I accepted his advice because I respect his knowledge, and because I've stumbled against this problem myself more than once. I use a Mac platform, and I love my little iBook and OSX. And I really like Safari, the browser that came with it. But far fewer people use the Mac platform than use Windows and although most applications work quite well on the Mac platform, sometimes exclusively Mac
applications don't get as much support. Here's a small example.

Sometimes I forget to use Firefox for composing a Blogger post, and start doing it in Safari. This is not a good idea -
As you can see, above, I get more Browser usability in Firefox than in Safari, so I like to use Firefox when I'm composing, like now.

My computer-savvy student also suggested I use Mozilla, which is connected with Firefox, but not as trendy or adaptable. I've always liked Mozilla, which is what Netscape morphed into, so I might re-download it. It has Composer, which is a free, really easy, really handy WYSIWYG webauthoring application.

The short story:
My current favorite browsers: Safari, Firefox & Mozilla. Sometimes I use IE.


Monday, March 06, 2006

Academic Research is Changing!

Anyone who does academic research, or teaches others to do it, is facing a rapidly changing landscape.

From Educause,
via a feed in my Bloglines Account -

"The European Commission is to build a European digital library able to display around six million books, photographs and films and available to all internet users by 2010."

US Internet search giant Google started an international race to build an online library when it announced plans in December 2004 to digitise books and documents from a handful of big libraries.

Since then, US Internet and software giants Yahoo, Microsoft and Amazon have announced separate plans while France, upset that private companies took the lead, has pushed for the creation of a public digital library, AFP reports.

Add this to other evolutions - such as I have posted on previously - and you'll see that academic research has changed more since the arrival of the web than in the previous few hundred years!


Thursday, March 02, 2006

Browser Decisions

While you're deciding which homepage is the most useful or satisfying, you might want to think about what browers you use. Yes, I used the plural. I strongly recommend that, whatever your platform, you have at least two browsers on your computer. The three following are free, and good.

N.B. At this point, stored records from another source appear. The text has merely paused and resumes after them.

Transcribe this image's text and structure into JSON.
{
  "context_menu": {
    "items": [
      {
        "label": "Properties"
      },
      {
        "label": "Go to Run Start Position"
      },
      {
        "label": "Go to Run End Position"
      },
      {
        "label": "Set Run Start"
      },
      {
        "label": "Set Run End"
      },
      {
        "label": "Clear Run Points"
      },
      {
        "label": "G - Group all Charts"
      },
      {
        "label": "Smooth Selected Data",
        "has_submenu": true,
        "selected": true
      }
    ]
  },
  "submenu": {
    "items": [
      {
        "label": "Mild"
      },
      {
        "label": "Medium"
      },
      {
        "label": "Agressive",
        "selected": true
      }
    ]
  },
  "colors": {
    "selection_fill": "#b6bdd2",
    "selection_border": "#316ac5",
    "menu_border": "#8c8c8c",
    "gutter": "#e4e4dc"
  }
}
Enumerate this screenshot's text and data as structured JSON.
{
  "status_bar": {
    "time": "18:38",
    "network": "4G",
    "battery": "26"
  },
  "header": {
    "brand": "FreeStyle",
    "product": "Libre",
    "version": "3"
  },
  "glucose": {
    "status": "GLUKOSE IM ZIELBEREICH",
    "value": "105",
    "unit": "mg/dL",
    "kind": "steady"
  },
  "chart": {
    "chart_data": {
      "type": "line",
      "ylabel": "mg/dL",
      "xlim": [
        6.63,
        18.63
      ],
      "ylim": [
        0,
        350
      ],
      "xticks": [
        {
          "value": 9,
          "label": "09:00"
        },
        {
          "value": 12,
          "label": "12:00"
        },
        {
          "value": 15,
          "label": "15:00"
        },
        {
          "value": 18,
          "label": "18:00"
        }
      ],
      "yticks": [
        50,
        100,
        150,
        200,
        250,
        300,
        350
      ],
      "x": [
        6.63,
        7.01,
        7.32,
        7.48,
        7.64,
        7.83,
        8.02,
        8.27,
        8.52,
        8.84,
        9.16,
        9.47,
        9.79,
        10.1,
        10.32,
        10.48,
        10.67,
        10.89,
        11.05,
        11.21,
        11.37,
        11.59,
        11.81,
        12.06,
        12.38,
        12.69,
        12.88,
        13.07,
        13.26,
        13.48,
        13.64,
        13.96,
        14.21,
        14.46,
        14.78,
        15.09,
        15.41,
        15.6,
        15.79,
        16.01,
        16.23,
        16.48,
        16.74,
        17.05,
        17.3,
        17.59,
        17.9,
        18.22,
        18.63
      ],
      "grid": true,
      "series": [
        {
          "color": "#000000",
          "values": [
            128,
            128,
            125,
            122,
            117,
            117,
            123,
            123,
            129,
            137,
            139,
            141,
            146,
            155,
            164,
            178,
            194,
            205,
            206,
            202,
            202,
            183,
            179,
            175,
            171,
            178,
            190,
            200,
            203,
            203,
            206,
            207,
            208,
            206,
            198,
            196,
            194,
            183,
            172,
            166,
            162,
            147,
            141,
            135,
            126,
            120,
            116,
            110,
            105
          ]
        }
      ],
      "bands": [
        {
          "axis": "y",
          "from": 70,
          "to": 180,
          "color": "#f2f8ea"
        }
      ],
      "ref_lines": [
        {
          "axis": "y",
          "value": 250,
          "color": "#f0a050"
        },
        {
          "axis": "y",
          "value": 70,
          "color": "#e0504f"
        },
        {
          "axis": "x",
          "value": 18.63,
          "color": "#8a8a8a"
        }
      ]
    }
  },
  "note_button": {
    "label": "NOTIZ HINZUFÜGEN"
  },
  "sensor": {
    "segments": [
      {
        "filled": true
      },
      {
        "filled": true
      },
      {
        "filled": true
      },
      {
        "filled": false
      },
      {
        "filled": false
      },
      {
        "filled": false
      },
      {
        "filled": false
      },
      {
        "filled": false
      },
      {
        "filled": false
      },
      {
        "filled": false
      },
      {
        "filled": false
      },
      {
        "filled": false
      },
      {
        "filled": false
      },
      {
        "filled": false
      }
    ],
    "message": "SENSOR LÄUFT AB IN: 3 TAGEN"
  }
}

Some browsers are better than others at certain thing and on certain systems. While most people just go with Internet Explorer, in my roamings through posts of the ed-tech part of the blogosphere, one particular browser keeps coming up, and that is Firefox.

I'm not technically-oriented, so I want extreme ease of use. Firefox gives me that. The technically skilled like it because they can fiddle with it, making interesting changes and setting it up just the way they want. I did look at the Preferences, but I only made a few simple changes. Firefox is the browser I use most of the time. In a future post, I will explain why I recommend at least two browsers, and how you might use them.

One is not enough. My Mac laptop came with Safari on it. (BTW, Firefox works on any platform, Mac, Windows or Linux.)
Safari is a Mac browser, so if you're a Windows person, skip the rest of this post and just download Firefox.

I like Safari; it's fast and easy. However, because it is a Mac product and therefore has only a small part of the web populace, it doesn't always get good support from some of the products. I always use Firefox when I'm writing anything on my Elgg blog because I have had Safari swallow posts or comments instead of posting them. Too much frustration. And Safari does warn me it's unsupported when I forget and do Elgg work on it. So Safari is good for Mac users, but not fully complete because not all applications work well on it.

I have recently downloaded Camino
I haven't played much with it but it is part of the Mozilla family, just like Firefox, but aimed at Mac users. It looks interesting, but I will have to play with it more.

So my main message is - have at least two browsers.